Raynaud’s Disease (RD), also called Raynaud’s phenomenon, is a condition of the cardiovascular system in which the blood vessels contract, restricting the flow of blood, usually in the hands, feet or both. RD occurs in up to one-third of individuals with lupus.
Lupus-related Raynaud’s usually results from inflammation of nerves or blood vessels and is triggered by stress or by cold temperatures. With Raynaud’s, the tips of the fingers or toes turn red, white, blue or purple. This may be accompanied by pain, numbness, or tingling. The lips, nose and chin may also be affected. The skin may return to a reddish color when warmth allows blood flow to return to the site.
If Raynaud’s is having a negative impact on your life, you should speak to your doctor about it. In severe cases, medications may be prescribed to relax the blood vessels.

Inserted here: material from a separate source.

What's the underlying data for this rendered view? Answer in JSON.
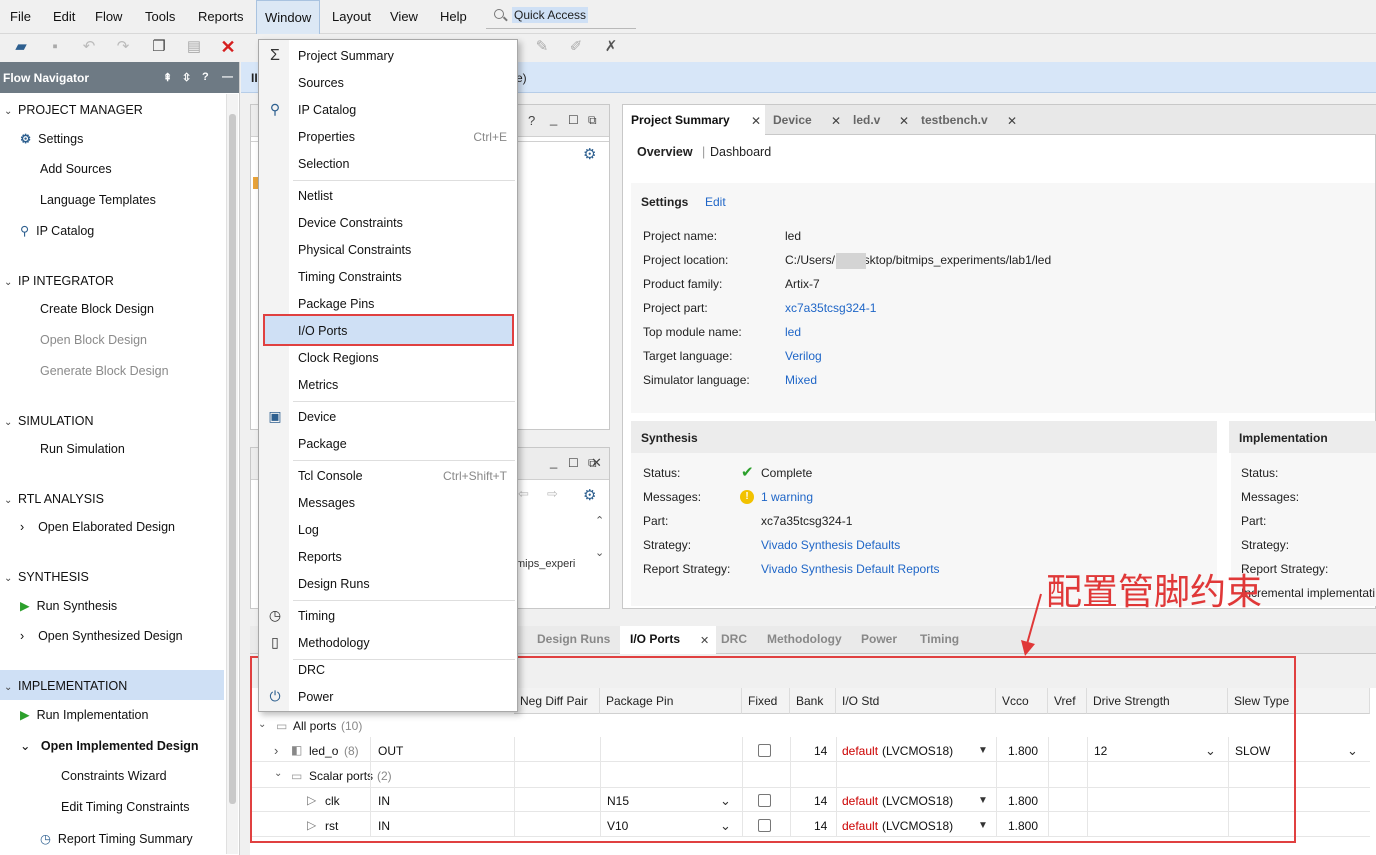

However, in most cases, the best form of treatment is prevention and avoidance of RD triggers.
Tips for avoiding the symptoms of Raynaud’s:
- Wear mittens, socks or stockings and layers of clothing if you know you are going to be in a cold area. Mittens keep the hands warm better than gloves. Gloves allow more cold air to get between the fingers.
- When going outside in cold weather, wear a coat and hat in addition to warm socks and mittens.
- Avoid abrupt changes in temperature, especially going from warm air into air conditioning.
- Soak your hands or feet in warm water at the first sign of an attack.
- Use hand protection when taking anything out of a freezer.
- Practice good stress management.
- Remember that decongestant medications can contribute to symptoms of RD.
- Avoid smoking or being in places where others are smoking.
- Avoid using tools such as an electric hand mixers or power tools. Their vibrations can trigger Raynaud’s.
See your doctor if your RD symptoms worsen or if you notice sores on your fingers or toes.